As I sat and listened to the speakers, I began thinking about those other degrees and certificates, and wondering how easy (or difficult) it will be for my descendants to find those records. Since I was enumerated in the 1970 census in Merritt Island, Brevard County, Florida, they will probably figure out that I graduated from high school there about 1973. And, since my children know that I obtained my Bachelor's and Master's degrees from Florida State University, that information may be handed down orally. But if my descendants look in the 1978 or 1979 FSU records, they won't find me - I actually obtained both degrees only 4 years after graduating from high school, having obtained a year's college credit by taking the CLEP test before I finished high school.
And they probably won't realize that I attended two different community colleges here in Washington - Bellevue Community College (now Bellevue College) in 2003, and Highline Community College in 2011 and 2012.
In thinking about my history of lifelong learning, I started remembering several of my ancestors who attended college in Michigan, and where the records of their education might be.
After graduating, Ruby Chase became a teacher, like most of her classmates, and taught school in Illinois before marrying my grandfather Maurice L. Reed in 1918.
And going back further, Maurice Reed's father Percy Adelbert Reed finished high school in the little town of Fennville, Michigan, and then got his Teacher's Certificate in Allegan.
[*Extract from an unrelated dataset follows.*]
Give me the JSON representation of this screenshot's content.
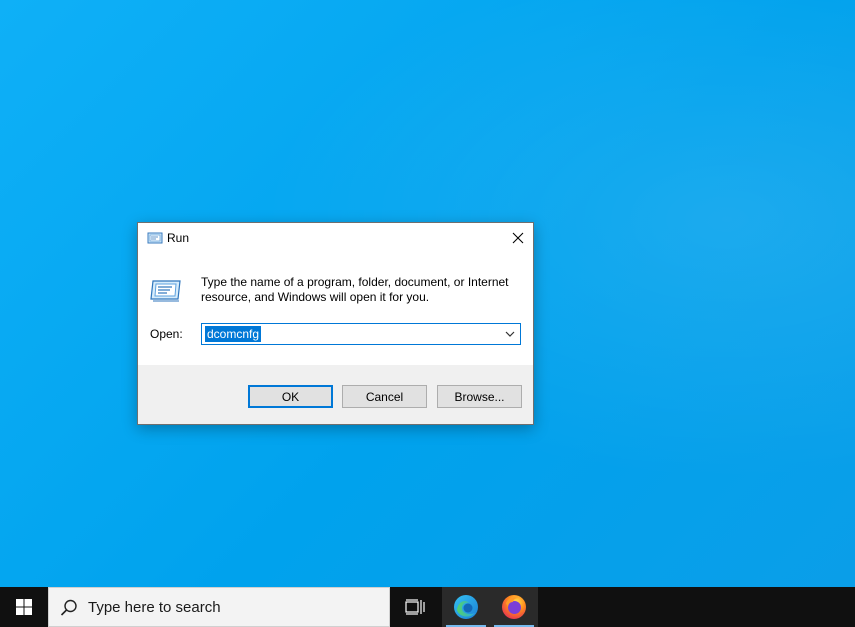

He taught school in several small towns in southwestern Michigan before giving up teaching to become a store clerk, eventually owning a shoe store in Beulah.